From the website:
As R.C. Sproul has said, the most serious problem we face as humans is that “God is holy and we are not.” During our 2015 Fall Conference at Reformation Bible College, we considered this problem and addressed the scope of the biblical gospel. Hosted in partnership with The Master’s Seminary, the conference featured Dr. John MacArthur as our special guest. In addition to those attending Fall Conference, we were joined this weekend by prospective Reformation Bible College (RBC) students as they took classes during the college’s Preview Weekend, spent time meeting with faculty and current students, toured the campus, and joined us for RBC’s fifth annual convocation service on Friday evening.
You can read highlights here. The conference is currently free to stream video or audio.
Al Mohler moderates a panel discussion with Tom Schreiner, Mark Seifrid, Denny Burk and Brian Vickers at Southern Baptist Theological Seminary. The topic of their discussion is N. T. Wrights revisionist view of justification. This was a very good interview about justification and the challenges raised against it today, and the importance that we deal with this kind of error firmly.
Guy Prentise Waters gave two interesting messages on some very important doctrinal points that play heavily in justification. Waters compares and contrasts Adam and Christ, the Old Covenant and the New, and the implications they have in terms of righteousness.
While I love Guy Prentise Waters, these two messages required more than the usual amount of attention. They are lectures, and as such, are a bit on the dry and monotone side of things. The information is great. But the format of the delivery will require work for the listener. Not commuter friendly audio. Be warned.
The boys at Christ the Center give us a 2 part discussion with Guy Prentiss Waters about N.T. Wrights new book ‘Justification: God’s Plan and Paul’s Vision‘. Wright’s book is a response to John Piper’s book The Future of Justification, which itself was written in response to Wright’s teachings on Justification which provide the most theological weight to what’s become known as the New Perspective on Paul.
While this isn’t a discussion for everyone, it is very helpful in providing a big picture of this theological engagement. Waters and the CTC team are not supportive of Wright’s conclusions, and they point out some major flaw’s in Wright’s arguments in his new book as he tries to engage with John Piper’s masterful critique.
Richard Gaffin, Professor at Westminster Theological Seminary, joined the panel at Christ the Center to discuss the relationship of the gospel with sanctification, and how sanctification relates to justification. This was a very interesting and helpful discussion.

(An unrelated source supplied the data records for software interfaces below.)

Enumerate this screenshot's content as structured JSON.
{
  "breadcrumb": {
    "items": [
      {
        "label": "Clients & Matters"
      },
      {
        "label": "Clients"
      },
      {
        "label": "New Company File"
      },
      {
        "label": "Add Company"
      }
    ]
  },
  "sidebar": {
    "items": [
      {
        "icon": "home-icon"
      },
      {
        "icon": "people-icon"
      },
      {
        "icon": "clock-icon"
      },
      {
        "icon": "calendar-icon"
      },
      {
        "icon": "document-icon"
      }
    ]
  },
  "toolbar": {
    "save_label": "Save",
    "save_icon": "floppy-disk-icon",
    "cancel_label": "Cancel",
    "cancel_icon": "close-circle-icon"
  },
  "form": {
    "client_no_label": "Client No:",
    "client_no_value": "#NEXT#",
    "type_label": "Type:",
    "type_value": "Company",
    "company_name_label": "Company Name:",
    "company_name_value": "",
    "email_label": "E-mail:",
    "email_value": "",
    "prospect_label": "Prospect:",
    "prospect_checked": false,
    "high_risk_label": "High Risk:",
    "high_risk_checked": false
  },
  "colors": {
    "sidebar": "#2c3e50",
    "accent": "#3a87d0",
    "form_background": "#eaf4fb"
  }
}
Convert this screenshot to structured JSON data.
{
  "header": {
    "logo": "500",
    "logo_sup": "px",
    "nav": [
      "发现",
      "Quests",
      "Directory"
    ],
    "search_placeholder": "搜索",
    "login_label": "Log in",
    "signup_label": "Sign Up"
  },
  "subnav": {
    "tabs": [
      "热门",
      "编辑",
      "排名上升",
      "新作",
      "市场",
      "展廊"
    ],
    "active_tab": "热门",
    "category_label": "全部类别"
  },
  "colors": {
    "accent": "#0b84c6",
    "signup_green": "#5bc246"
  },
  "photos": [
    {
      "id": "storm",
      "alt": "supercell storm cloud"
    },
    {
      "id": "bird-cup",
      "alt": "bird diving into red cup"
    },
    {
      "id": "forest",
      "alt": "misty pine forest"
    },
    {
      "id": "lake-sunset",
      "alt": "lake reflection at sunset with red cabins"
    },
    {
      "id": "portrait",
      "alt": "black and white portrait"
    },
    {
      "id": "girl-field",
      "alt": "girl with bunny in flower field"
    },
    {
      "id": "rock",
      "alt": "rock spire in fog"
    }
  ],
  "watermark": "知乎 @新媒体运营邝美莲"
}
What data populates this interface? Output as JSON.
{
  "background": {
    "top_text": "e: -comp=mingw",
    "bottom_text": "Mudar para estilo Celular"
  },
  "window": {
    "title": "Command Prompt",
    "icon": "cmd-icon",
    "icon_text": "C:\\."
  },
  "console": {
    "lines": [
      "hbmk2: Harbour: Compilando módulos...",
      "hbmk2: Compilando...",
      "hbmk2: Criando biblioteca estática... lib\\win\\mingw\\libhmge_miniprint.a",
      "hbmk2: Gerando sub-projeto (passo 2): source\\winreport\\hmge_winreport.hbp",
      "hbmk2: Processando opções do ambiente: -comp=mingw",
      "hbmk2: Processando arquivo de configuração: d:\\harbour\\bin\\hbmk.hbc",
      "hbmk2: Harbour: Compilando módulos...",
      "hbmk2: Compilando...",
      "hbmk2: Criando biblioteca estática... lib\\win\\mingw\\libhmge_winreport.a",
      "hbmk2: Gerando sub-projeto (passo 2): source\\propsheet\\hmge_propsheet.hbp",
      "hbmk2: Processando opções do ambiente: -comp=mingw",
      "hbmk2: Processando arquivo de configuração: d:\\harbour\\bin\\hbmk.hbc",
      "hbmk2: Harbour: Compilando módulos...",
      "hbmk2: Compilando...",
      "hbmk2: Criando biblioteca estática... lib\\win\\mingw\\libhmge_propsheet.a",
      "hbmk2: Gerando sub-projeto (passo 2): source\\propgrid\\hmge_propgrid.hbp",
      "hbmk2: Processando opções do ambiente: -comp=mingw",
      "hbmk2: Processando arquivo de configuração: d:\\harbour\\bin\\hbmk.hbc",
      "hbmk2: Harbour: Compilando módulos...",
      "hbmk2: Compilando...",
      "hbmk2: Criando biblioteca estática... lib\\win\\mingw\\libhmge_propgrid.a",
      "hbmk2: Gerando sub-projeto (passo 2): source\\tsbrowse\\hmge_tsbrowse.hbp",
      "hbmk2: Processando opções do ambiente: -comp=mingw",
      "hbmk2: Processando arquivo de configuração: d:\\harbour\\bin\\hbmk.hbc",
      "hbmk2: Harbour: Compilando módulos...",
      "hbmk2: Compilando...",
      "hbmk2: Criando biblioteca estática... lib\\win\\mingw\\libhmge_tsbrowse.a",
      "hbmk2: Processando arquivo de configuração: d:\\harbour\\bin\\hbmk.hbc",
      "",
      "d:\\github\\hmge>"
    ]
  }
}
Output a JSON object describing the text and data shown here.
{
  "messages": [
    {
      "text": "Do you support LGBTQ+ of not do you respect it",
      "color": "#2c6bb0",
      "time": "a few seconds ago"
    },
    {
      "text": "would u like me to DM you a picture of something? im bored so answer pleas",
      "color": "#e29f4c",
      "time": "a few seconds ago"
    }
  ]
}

Gaffin challenged the prevalent idea that once justified, our sanctification is simply to perform the law out of gratitude to God. Gaffin clearly outlines how our sanctification is dependant upon Christ, and not merely a response of gratitude, but an actual working of the Spirit of God in our lives to perform good works as we are God’s workmanship, and not the other way around.
The Theology Network’s Table Talk interviewed John Piper on the subject of Justification. As you may know, John Piper has held up the banner in defending the biblical doctrine of justification and imputation from modern day critiques within the church. His book Counted Righteous in Christ is a very strong defense of these doctrines.
If you’re new to the challenges being raised against these doctrines, this interview would be a good place to start. Piper discusses the difference between justification and imputation, and explains why these are important. He also covers the ‘external righteousness’ idea that defines historic, biblical Christianity. The discussion is very clear and stays on a very accessible frequency.
Fascinating interview with John Fesko and the team at Christ the Center iabout the subject of Reformed Justification. Fesko recently published a book ‘Justification; Understanding the Classic Reformed Doctrine’, with the intention of providing a resource that is a one-stop shop, so to speak, on Reformed, historical Justification.
Fesko touches on N.T. Wrights error as well as the position of the federalist vision. Fesko argues very convincingly that the death Adam faced at the fall was not primarily a postponment of physical death. He brings Scripture to support an ‘exile’ death, as Ezekiel described the death of Israel as a death of exile. Given that life is to be in the presence of the Lord, death is to have that presence removed, which is what happened in the Garden.
Fesko also draws a number of very interesting parallels between the first Adam and second Adam, and their representative natures. For example, the Old Testament describes Israel coming out of the Red Sea and God descending upon them hovering like a bird to protect them, and Fesko connects that imagery to Christ coming out of the waters of baptism and the Spirit of God descending upon him like a dove.
Election is a crucial element to the proper understanding of justification, and Fesko makes that case and discusses how justification can become skewed without it.
Derek Thomas delivered a series of 4 messages at the Oklahoma City Conference on Reformed Theology in October of 2007. The subjects of the messages cover Reforming our Understanding of God, Justification, Evangelism and Holiness. A final Q&A is also available.
Derek draws deeply from church history and the Reformers, and also takes a considerable amount of time to review the New Perspective of Paul.